We have tested the stylish Nokia 6111 slider. It's delicate; it has megapixel camera, MP3 player and built-in radio. Why the memory card is missing though? Nokia says that it is a phone for the ladies. Can it turn men's heads, too?
Although we'll find a lot of phones with sliding construction in the Nokia proposals, Nokia 6111 model is the first stylish phone of this type. The brand itself presents it like a smart little phone, intended for the ladies' hands and handbags. Of course, it is not only a female thing, 6111 is very appealing for men as well; the equipment is solid, there is EDGE support, Bluetooth and active standby display, which is something rare in a classic phone so far.
Other on-coming production, like Siemens CF110 or Siemens SL75 for example, immediately are coming into my mind when looking at Nokia 6111. The legend, named Samsung D500 and its successor Samsung D600 are inseparably passing trough the whole "pack of sliders", too.
Nokia has slightly moved back from its daring creativity. The design maniacs could speak favorable for the Nokia experiments, but it would be pointless, having in mind the fact that the company doesn't manage to sell these models according to the plans. Nokia had put its fingers in the fire with its clamshells, that's why the "Asian" 6101 has appeared. Nothing however has to be left to the chance with the sliders; the right way is just the conservative way.

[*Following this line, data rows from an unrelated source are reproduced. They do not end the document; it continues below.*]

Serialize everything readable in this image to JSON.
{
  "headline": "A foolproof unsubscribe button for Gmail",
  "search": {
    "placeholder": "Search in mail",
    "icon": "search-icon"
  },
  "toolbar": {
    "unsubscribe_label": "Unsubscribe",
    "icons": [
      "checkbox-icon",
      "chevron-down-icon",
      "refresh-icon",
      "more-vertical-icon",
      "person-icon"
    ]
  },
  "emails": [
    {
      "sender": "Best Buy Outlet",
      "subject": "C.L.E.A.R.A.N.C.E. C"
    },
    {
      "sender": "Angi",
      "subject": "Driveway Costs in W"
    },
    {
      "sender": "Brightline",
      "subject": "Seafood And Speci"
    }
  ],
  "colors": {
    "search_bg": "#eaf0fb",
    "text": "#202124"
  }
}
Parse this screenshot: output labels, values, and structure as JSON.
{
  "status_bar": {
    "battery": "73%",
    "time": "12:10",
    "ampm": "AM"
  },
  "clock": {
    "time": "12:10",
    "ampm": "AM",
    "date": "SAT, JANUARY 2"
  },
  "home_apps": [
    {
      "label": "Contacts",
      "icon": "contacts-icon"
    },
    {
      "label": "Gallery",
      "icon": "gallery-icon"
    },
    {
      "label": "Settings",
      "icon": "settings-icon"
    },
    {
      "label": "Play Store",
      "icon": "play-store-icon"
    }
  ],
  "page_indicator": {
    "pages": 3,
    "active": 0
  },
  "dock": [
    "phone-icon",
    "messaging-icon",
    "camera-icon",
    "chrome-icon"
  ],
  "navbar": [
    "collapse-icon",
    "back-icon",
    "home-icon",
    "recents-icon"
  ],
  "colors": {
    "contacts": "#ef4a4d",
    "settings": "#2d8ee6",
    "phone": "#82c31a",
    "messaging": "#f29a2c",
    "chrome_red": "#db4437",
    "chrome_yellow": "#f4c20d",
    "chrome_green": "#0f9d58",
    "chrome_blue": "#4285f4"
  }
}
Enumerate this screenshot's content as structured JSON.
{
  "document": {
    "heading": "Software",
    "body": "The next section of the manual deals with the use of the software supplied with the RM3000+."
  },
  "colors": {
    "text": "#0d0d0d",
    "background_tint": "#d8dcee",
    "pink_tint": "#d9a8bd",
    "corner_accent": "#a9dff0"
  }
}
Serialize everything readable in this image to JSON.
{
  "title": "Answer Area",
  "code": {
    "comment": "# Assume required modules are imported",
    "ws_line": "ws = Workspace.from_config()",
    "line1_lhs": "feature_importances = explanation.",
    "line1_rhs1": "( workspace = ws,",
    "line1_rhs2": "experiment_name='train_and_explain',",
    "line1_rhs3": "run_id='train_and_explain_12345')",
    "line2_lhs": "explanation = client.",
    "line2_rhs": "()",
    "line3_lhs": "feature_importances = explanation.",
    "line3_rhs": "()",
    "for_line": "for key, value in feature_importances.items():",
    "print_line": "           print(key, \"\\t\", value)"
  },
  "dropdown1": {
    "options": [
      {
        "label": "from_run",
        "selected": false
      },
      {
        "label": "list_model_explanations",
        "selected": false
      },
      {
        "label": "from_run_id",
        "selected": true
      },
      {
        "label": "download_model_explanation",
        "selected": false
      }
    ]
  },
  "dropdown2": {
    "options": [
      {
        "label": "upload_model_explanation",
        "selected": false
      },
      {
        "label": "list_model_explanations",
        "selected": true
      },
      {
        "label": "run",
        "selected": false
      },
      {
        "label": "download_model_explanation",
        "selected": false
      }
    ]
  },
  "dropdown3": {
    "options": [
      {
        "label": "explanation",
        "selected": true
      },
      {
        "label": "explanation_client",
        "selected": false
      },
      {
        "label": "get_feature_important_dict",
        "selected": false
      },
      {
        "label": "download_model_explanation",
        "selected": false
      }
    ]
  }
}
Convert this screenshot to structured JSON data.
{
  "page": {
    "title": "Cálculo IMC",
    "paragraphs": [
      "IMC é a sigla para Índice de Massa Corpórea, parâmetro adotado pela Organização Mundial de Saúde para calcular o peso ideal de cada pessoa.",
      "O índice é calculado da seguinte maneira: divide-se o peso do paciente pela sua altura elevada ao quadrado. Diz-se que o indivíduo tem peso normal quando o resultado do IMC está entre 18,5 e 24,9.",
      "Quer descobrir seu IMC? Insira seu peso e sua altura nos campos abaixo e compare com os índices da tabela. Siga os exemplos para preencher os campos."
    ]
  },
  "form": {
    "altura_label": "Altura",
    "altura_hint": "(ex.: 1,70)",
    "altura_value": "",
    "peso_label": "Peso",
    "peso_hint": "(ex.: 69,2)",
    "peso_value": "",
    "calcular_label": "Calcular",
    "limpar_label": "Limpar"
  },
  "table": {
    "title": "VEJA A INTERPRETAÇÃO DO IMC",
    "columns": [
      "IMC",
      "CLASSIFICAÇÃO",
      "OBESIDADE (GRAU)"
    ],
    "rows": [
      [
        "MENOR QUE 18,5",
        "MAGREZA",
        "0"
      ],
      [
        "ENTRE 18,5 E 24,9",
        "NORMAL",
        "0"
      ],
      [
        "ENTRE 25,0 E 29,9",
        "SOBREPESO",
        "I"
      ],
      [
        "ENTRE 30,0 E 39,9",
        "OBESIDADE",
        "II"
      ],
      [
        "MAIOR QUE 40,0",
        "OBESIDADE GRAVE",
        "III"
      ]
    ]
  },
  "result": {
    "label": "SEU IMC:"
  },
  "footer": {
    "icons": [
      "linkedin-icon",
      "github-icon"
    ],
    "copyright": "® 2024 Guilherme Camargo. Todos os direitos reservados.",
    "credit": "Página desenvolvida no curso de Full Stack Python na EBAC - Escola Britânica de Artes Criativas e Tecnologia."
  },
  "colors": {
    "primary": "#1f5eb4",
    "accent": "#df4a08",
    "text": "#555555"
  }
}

Nokia 6111 is ok in hands. You'll have to rummage in your briefcase for a while however, until you find this device with its proportions of 84 × 47 × 23 millimeters and a 92 grams weight. There are two color variants - the silver base remains the same, while the internal lining is black or white. This implementation anticipates the probable men's hesitations, such as "the functions of this phone answer my requirements, but this white color..."
I have in hand exactly the version for men. Right here I am complaining about the black plastic surfaces, which maybe looked good at the promotional photographs, but get on nerves in practice. A day usage is enough for the phone to get greasy. The hand leaves its marks on the 6111 cover more than it is acceptable.
The phone size is almost like a credit card, that's why all operating elements are easily accessible. The main button switch is at the top; initially I thought it was a cover safety catch, Nokia 6111 doesn't have exchangeable covers, though. The button could have been less sunk; moreover its response is not clear, I have locked the phone three times.
The compact plastic capping strip of the Pop-Port connector and the new narrower charger slot are mounted right above. I have found also here a red sliding plate; after pressing it the back cover loosens. After its removal you'll se a 700 mAh battery, promising 192 hours stand-by and more than 3 hours of talk time.
A place behind the display is prepared for the SIM card. On the back of the upper sliding part we'll find a wicket door, behind which is the slot for the SIM card.
Behind, right next to the shiny "Nokia Megapixel" sign, the border ornament of the camera lens protrudes outwards unpleasantly. It looks good, but you'll forgot about all its beauty when see your phone constantly shaking on the table, taking funny unstable poses. I would appreciate also a cover for the lens glass - when you hold Nokia 6111 with your left hand the forefinger tip reaches exactly the optics, the right hand contacts the glass, too. There is a tiny self-portrait mirror and a flash LED.
There is a thick cover for the infrared port and the loud speaker on the left side. On the right, there are two small, but convenient buttons for volume control and a very unsuccessful camera shutter, which I would criticize in the part, devoted to the megapixel pictures.